The holidays are a fun time for families, but they can also be stressful. Children thrive on routine, so traveling, eating large meals at odd times and seeing new people can really throw your kids for a loop if you’re not prepared. Learn how to keep your family happy through the holiday hubbub.
Stay on a schedule – Kids need routine to stay on track. Sometimes it’s tough to do this when you may have long road trips, plane rides, family visits or other circumstances that might throw a wrench in your typical daily schedule. Prepare your kids for changes in routine. Try to make sure they work a nap in (if that’s what they’re used to) and get to bed at a reasonable time.
Don’t buy everything they ask for – We are constantly bombarded with advertisements, but the holidays are particularly overwhelming, with many ads targeted at children. It’s hard to resist wanting the entire toy store when advertisements make all the toys look so fun and enticing. If you celebrate the season by giving gifts, try not to overindulge. Instead of purchasing every single item on your kids’ lists, try giving to those who are less fortunate, and involve your children. Sponsor kids from an angel tree or buy for Toys for Tots. Go to the store and let your children pick out toys for other kids and explain how special that toy will be for the recipient.
Teach kids to be thankful and gracious – You never know what may come out of your child’s mouth when Aunt Edna serves up her famous green bean casserole. Talk to your children prior to holiday events that although some foods may be new to them, that doesn’t mean they are bad.

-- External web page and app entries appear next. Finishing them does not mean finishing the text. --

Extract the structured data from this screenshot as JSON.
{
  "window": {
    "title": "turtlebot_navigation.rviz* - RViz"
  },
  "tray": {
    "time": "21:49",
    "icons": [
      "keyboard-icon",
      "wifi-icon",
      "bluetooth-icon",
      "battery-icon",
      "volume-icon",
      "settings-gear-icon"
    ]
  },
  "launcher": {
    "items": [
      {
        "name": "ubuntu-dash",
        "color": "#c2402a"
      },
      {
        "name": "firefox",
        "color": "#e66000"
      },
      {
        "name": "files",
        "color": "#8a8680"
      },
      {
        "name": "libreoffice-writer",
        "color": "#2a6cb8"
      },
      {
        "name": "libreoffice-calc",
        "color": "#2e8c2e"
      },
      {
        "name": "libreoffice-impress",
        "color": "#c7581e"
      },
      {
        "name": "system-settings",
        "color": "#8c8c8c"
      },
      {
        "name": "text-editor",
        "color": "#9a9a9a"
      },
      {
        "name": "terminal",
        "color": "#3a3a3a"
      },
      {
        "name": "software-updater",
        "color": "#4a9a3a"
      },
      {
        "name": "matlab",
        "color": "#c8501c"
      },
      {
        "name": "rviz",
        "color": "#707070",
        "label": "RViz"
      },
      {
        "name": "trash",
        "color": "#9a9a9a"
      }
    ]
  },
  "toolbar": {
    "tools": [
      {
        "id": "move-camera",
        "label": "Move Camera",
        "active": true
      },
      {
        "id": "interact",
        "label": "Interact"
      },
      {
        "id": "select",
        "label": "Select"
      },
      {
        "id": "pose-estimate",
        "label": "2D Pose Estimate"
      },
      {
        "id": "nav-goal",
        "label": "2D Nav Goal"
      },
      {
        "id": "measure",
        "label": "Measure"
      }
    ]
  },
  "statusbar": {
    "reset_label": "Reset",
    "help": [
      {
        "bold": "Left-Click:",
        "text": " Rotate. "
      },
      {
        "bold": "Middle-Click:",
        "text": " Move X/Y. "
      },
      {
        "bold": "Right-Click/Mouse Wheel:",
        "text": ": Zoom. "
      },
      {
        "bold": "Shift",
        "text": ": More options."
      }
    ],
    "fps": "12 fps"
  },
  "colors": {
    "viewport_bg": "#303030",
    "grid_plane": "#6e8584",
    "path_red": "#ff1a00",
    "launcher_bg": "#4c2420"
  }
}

Talk to them about which foods to expect and the proper, polite responses when they’re offered foods they wouldn’t normally eat. Tell them that they may receive some gifts that aren’t exactly what they wished for, but that it hurts others feelings if they are critical when they open those presents. Teach your kids to say thank you and mean it for every item they receive.
Give kids some input when you’re cooking the family feast – Children are more likely to eat foods they’ve helped to choose and prepare. Give them several choices when you’re shopping for food (for example, should we have peas or broccoli for our veggie?). Let them help with age-appropriate meal prep activities so they’re more likely to try new foods at dinner.
Don’t stress – Your holiday doesn’t have to be a Pinterest-worthy, picture-perfect dream to be a success. Don’t put so much pressure on yourself to be perfect, and concentrate on what you can realistically do and afford. Children pick up on our moods, so if we’re walking around grumpy and frazzled, that’s not going to make for a happy or relaxed holiday for them. Relax and be happy, because that’s what this season is supposed to be about.
Set expectations – During the holidays you may be spending time in other people’s homes. Set expectations for your children so that none of the rules catch them off guard. For example, you could let them know the household you’re going to doesn’t allow shoes on the carpet, so remember to please take them off.
Eat normally – Don’t save room for one gargantuan meal at dinnertime. Eat your normal breakfasts, lunches and snacks leading up to the grand holiday meal. Saving room for a feast will cause blood-sugar crashes, which will lead to crankiness and tantrums. Not eating enough leading up to a big meal will also encourage you and your kids to overeat when dinnertime finally arrives, leaving you feeling bloated and sick after dinner.
Sparkles! parents, look for an invite to holiday celebrations at your child’s center. No matter what your traditions are this time of year, it is a great time to take a moment to celebrate with family–thank you for being part of ours!